Even Solar panels with good guarantees can break down.
Solar panels of good quality come with meaningful guaranties of performance and can be expected to perform efficiently over decades, but even so untimely failure of panels is always a distinct possibility. No matter the care taken during installation, microcracks in the glass surface of panels possibly caused during transport or during placement, can in due course, cause panel failure or at least, reduce panel efficiency sufficiently that reduction in power output is more than a few percentage points.
Some examples of the types of problems we are talking about
Bypass diode failures can cause Hot Spots
Hotspots in panels can develop through faults in manufacture, through opens in bypass diodes or some other reason but with the same effect, the avalanche breakdown of a cell (the photovoltaic cell is a current generator and a diode in parallel—normally not conducting, and reverse biased if the cell is shaded). In practice, testing bypass diodes is a bit of a pain. They are frequently encapsulated, therefore precluding tests but if accessible, then testing is possible, for example in ground installations.

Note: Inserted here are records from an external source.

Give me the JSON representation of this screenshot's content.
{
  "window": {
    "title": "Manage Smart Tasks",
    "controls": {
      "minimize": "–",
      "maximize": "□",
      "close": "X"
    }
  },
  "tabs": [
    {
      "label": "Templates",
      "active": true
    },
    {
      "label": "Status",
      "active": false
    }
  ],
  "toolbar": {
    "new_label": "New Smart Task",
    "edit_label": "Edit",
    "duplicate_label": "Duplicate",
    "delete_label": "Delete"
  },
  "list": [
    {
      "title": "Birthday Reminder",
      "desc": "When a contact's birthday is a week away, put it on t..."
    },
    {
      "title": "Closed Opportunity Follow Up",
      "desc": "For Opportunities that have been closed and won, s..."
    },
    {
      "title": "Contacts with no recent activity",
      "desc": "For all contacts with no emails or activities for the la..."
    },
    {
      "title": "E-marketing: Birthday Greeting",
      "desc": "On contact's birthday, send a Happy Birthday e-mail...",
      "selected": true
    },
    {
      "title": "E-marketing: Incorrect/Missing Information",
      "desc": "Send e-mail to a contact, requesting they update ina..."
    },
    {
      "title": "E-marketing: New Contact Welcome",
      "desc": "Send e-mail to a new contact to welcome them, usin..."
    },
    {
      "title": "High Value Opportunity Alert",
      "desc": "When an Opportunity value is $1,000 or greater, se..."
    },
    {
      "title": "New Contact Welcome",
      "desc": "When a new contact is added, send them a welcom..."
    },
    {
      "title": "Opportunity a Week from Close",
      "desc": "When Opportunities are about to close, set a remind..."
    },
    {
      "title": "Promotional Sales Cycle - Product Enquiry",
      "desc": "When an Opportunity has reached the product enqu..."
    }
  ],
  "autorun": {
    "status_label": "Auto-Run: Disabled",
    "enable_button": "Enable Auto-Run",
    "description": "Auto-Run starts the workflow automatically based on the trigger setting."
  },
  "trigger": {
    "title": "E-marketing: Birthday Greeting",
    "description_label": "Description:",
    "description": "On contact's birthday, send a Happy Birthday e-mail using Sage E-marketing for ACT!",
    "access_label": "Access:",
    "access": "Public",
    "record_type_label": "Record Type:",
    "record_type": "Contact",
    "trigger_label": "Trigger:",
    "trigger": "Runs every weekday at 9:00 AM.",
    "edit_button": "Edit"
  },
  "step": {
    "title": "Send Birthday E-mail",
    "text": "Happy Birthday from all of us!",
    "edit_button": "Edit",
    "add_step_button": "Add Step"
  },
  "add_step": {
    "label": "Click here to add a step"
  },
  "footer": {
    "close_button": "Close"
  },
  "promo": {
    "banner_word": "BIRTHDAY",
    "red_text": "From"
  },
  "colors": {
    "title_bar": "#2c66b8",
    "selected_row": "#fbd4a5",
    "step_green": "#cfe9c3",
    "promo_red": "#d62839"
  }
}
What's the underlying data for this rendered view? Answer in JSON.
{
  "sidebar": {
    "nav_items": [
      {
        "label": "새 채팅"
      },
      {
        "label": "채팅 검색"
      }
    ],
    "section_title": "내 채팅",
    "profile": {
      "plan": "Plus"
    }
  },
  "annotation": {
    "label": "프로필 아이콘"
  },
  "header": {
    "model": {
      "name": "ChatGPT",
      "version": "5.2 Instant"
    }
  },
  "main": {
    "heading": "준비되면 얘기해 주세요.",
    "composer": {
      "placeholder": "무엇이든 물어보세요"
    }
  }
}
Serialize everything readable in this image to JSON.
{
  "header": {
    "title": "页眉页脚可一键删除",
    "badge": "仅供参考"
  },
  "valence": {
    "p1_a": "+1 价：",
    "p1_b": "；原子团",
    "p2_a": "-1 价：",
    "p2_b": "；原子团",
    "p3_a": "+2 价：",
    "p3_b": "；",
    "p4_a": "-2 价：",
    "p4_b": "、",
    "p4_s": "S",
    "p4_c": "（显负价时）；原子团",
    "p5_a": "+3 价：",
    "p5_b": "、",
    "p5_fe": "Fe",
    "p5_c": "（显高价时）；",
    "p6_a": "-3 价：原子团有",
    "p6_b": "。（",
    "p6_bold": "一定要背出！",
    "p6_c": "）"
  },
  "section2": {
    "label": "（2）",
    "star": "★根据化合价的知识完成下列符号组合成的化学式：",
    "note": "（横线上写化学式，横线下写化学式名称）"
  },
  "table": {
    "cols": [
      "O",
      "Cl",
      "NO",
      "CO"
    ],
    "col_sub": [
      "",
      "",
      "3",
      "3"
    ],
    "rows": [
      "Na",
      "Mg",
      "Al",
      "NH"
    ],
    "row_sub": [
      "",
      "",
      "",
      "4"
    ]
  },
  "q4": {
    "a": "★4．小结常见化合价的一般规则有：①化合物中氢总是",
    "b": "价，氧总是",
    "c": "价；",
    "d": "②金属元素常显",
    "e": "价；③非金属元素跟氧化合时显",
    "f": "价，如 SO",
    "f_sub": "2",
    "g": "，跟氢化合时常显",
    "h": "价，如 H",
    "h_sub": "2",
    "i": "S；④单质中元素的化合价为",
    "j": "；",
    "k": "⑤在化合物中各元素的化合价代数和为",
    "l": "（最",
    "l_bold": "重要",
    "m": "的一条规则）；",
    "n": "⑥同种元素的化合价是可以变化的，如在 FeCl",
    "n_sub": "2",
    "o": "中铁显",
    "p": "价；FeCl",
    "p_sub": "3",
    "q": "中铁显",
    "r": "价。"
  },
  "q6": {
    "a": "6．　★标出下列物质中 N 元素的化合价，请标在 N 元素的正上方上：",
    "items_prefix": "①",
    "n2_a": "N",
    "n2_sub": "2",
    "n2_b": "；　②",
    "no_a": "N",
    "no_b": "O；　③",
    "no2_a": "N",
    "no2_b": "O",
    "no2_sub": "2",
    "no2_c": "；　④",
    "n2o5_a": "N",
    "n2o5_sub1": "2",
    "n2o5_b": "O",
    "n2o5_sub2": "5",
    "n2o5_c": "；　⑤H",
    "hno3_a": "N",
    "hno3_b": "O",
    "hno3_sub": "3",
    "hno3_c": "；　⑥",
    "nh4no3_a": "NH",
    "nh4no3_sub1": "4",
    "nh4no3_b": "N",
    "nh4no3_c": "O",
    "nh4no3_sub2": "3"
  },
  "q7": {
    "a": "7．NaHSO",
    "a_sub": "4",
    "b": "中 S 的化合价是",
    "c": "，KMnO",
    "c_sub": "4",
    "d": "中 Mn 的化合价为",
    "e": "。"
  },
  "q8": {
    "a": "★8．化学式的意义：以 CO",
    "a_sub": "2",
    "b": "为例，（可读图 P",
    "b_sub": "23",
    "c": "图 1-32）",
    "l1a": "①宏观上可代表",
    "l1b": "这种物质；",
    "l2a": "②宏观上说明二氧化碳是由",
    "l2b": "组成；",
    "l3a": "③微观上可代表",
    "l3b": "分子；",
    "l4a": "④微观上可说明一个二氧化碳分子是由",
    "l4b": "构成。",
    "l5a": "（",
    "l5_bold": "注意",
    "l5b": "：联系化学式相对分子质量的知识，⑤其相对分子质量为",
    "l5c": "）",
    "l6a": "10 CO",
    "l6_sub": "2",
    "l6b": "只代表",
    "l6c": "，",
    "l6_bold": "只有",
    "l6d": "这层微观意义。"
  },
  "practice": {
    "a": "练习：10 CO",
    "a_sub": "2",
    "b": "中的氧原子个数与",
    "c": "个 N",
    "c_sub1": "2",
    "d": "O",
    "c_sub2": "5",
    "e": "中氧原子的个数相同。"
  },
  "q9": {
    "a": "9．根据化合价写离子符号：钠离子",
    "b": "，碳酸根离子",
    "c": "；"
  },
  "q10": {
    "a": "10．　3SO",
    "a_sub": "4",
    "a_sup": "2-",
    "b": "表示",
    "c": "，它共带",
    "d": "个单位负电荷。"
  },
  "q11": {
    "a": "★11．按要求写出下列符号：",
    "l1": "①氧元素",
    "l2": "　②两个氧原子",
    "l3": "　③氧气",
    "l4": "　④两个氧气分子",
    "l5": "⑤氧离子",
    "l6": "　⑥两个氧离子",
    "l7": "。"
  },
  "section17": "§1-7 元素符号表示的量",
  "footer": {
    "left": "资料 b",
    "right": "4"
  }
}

Can you test Opens and Shorts on bypass diodes?
Yes you can. There are special purpose bypass diode testers that allow open and short tests in broad daylight . Yes no more night time testing! The Hioki FT4310 https://www.hioki.com/en/products/detail/?product_key=6415 is a special field test instrument for testing opens and shorts on bypass diodes. Panels can continue to operate more or less satisfactorily in terms of string current but if finally, an open occurs, the whole string is knocked out therefore causing a notable decline in inverter power output.
Although not frequently used for domestic installations, the I-V (current and voltage curve) tracer is ideal for testing panel performance as well as string tests. https://emona.com.au/products/electronic-compliance-testing/solar-pv-testing/solarlink-kit.html An actinometer measures the intensity of the sunlight, and a ‘sweeping panel load’ traces out the current-voltage curve of the panel. In some instruments this can be compared to standard panels by reference to panel model/type stored curves.
Testing instrumentation can be limited by using AC/DC clamp meters that have sufficient range to measure open circuit voltages and that have Hall-effect clamps suitable for DC current measurement. They therefore are well suited to measuring the operation of inverters as both DC power and AC power can be measured.
Improper operation of your Solar system is going to cost you more than just lost revenue off your power bills.
You can safely bet on the market for solar systems continuing to increase in demand and also that proper operation of domestic systems will be more and more important. Why? Because in due course—it’s already mooted by the Australian Energy Market Commission (AEMC) that domestic connections to the grid will have to pay a fee for the ‘privilege’ of being able to pump out power—and this is irrespective of whether solar systems are working properly or not.